To the Editor: The article in the September issue by Curlin and colleagues (1) presents interesting data on the religious beliefs (or lack thereof) of U.S. psychiatrists. The authors appropriately note the historical antipathy to conventional religion expressed in some of Freud's writing.
I believe that part of psychiatry's difficulty in dealing with religious beliefs stems from a failure to distinguish pathological religiosity from what I would call the religious impulse. Consider, on the one hand, Mr. A, who is convinced not only that his religion is valid but that it is the only "true faith" and that everybody else is a "heretic." Mr. A is completely impervious to any attempts to challenge his beliefs, rituals, or religious practices. Any attempt to do so sends him into fits of rage and evokes fantasies of "avenging the slur against the One True Faith."
Now consider Ms. B. She describes herself as "not a religiously observant" person but one who does attend religious services "when I'm feeling a little lost or alone." Ms. B is not sure she believes in an "all-knowing, all-powerful God"; however, she says, "I feel like there is something out there greater than us—some kind of order or intelligence in the universe that I feel drawn to really strongly." Ms. B has undertaken psychotherapy to "help figure out who I am and where I'm headed—is there a purpose to life beyond just working and getting by?"
Ms. B's relationship to faith is clearly very different in tone and content from that of Mr. A. I believe Freud would have been quite wrong in regarding Ms. B's religious impulse as "neurotic" in any way.
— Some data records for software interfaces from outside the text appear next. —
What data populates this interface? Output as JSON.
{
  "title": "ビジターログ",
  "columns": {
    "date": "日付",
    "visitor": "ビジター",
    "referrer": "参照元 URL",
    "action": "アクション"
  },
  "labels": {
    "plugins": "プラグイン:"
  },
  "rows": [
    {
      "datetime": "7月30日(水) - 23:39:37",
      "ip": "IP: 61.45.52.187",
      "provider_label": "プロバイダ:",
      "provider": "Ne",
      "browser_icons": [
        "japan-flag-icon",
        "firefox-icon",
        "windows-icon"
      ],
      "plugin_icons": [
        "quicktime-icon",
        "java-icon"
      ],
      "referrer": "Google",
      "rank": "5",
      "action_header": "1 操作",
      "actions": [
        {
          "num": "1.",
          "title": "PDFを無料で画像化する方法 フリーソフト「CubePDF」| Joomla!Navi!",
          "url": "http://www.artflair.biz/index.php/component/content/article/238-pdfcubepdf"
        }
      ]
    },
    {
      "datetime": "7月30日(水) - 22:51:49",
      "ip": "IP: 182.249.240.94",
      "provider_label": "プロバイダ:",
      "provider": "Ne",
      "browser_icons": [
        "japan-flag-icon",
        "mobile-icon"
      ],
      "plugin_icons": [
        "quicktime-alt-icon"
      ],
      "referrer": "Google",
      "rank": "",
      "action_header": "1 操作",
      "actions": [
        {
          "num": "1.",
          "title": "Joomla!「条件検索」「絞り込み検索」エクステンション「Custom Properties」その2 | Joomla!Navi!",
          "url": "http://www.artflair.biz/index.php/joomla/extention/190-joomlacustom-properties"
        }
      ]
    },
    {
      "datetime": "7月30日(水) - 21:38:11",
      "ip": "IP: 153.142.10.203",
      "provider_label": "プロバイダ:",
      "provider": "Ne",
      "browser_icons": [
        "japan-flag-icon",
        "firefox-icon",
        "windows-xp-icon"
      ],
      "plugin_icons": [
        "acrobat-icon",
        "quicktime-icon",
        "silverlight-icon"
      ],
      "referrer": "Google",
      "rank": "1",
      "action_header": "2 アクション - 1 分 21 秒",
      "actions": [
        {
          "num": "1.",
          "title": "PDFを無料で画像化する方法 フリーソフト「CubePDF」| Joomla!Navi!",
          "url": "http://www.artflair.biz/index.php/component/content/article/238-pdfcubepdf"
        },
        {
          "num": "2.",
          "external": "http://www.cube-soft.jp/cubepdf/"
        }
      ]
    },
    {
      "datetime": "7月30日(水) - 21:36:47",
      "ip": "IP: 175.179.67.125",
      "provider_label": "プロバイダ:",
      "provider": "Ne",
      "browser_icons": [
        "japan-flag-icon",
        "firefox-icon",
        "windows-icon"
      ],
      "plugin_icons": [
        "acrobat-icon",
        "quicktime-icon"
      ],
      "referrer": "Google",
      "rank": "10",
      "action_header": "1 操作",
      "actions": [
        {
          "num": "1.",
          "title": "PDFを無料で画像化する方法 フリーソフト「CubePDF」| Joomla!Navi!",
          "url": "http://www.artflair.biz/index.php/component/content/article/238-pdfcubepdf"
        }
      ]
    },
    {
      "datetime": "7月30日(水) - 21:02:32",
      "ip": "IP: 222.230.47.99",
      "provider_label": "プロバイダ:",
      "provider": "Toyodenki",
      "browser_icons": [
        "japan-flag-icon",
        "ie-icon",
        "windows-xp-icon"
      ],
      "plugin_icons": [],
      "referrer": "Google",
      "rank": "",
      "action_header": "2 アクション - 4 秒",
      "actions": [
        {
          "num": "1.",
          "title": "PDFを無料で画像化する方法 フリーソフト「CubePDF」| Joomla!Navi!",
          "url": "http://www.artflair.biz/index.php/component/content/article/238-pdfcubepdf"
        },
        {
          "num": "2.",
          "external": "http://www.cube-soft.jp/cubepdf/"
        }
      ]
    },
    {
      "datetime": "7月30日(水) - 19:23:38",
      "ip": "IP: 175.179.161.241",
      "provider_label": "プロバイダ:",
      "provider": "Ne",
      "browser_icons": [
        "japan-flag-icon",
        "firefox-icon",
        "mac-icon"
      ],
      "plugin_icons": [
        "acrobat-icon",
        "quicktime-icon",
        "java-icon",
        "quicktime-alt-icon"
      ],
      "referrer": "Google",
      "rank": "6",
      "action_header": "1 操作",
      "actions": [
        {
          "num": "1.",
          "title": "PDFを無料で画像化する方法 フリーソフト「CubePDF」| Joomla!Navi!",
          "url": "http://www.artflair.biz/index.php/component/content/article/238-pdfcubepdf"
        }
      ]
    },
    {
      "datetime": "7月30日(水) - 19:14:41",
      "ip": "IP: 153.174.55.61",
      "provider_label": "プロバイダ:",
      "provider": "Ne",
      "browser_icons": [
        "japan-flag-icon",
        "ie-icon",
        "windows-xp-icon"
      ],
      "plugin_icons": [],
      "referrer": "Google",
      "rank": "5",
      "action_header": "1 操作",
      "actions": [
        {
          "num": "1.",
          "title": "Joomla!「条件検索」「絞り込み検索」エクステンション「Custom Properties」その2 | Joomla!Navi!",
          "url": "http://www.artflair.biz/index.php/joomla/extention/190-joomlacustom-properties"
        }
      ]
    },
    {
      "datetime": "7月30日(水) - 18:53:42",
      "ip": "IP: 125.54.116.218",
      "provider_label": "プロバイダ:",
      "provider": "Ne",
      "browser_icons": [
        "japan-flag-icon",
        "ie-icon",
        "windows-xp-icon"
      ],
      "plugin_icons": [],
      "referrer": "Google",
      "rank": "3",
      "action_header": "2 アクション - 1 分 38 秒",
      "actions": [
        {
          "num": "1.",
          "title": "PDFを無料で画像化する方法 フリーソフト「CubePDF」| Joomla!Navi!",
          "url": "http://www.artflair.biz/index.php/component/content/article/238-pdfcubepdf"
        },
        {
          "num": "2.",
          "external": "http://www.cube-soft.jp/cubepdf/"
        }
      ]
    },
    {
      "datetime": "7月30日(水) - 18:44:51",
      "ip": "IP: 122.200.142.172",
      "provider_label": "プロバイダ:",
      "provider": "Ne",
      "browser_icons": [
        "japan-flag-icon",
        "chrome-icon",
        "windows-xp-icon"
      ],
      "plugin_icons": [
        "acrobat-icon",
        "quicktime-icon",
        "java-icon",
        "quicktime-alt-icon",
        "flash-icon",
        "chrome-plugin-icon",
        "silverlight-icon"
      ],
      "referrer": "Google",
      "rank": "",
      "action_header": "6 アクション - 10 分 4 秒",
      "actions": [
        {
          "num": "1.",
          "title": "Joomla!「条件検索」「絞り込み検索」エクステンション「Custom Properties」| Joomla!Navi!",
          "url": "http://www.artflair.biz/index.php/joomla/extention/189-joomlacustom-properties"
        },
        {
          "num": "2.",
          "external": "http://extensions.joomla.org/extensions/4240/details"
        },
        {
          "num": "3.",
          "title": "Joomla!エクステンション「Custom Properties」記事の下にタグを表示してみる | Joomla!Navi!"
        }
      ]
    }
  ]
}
Not only should psychotherapy be tolerant of what in my view is a mature kind of religious impulse; psychotherapy's goals should be quite compatible with those of a "seeker" such as Ms. B. Of course, we must also be respectful of patients who espouse more conventional or "orthodox" religious beliefs and not reflexively see these as impediments to therapeutic progress.
Finally, with respect to the findings of Curlin and colleagues, there is much room for clarification of what the term "religious" means, both to patients and to psychiatrists. In 1929 during a dinner party in Berlin, someone asked Einstein whether he was religious, and his response has been widely repeated: "Try and penetrate with our limited means the secrets of nature, and you will find that, behind all the discernible concatenations, there remains something subtle, intangible and inexplicable. Veneration for this force beyond anything that we can comprehend is my religion. To that extent I am, in point of fact, religious."
Dr. Pies is professor of psychiatry and lecturer on bioethics and humanities, State University of New York, Upstate Medical University, Syracuse, and clinical professor of psychiatry, Tufts University School of Medicine, Boston.
1.Curlin FA, Odell SV, Lawrence RE, et al: The relationship between psychiatry and religion among US physicians. Psychiatric Services 58:1193—1198, 2007